◆ Your assignment ◆
Please state the number of lines in the material below that contain "action", with no other words.

--- Excerpted data Enclosed Below ---

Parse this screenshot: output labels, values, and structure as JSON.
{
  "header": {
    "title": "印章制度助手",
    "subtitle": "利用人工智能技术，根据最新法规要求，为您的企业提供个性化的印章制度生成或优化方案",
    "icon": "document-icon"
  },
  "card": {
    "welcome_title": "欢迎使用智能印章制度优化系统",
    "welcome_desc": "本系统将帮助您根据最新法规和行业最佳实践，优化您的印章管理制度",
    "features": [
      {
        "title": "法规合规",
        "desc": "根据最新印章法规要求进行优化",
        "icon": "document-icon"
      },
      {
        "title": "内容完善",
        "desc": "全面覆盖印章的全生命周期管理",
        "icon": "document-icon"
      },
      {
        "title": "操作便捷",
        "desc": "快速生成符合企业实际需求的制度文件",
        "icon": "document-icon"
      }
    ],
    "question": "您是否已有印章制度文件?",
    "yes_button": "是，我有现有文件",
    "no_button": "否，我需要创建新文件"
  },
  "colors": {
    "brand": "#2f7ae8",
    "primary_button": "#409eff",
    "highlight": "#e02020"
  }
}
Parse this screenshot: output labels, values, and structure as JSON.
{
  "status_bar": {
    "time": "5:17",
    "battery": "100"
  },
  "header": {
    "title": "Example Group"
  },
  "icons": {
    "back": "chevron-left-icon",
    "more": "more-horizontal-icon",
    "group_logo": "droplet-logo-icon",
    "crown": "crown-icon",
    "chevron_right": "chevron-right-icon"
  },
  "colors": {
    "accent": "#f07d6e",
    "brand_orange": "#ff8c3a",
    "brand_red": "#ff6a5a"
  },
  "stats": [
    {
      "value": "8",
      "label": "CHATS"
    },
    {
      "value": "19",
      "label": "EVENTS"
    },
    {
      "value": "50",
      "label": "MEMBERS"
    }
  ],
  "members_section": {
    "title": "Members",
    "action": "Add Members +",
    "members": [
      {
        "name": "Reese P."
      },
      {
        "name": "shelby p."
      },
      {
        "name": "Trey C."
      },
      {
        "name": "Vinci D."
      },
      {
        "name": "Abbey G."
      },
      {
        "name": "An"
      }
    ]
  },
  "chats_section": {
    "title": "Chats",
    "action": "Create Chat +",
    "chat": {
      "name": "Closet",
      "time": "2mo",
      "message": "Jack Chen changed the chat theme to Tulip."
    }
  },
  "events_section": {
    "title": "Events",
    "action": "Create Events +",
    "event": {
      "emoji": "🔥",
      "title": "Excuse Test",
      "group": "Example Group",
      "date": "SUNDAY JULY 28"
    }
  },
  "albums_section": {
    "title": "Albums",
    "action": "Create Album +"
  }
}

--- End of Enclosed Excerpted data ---

◆ Response for this exercise ◆
4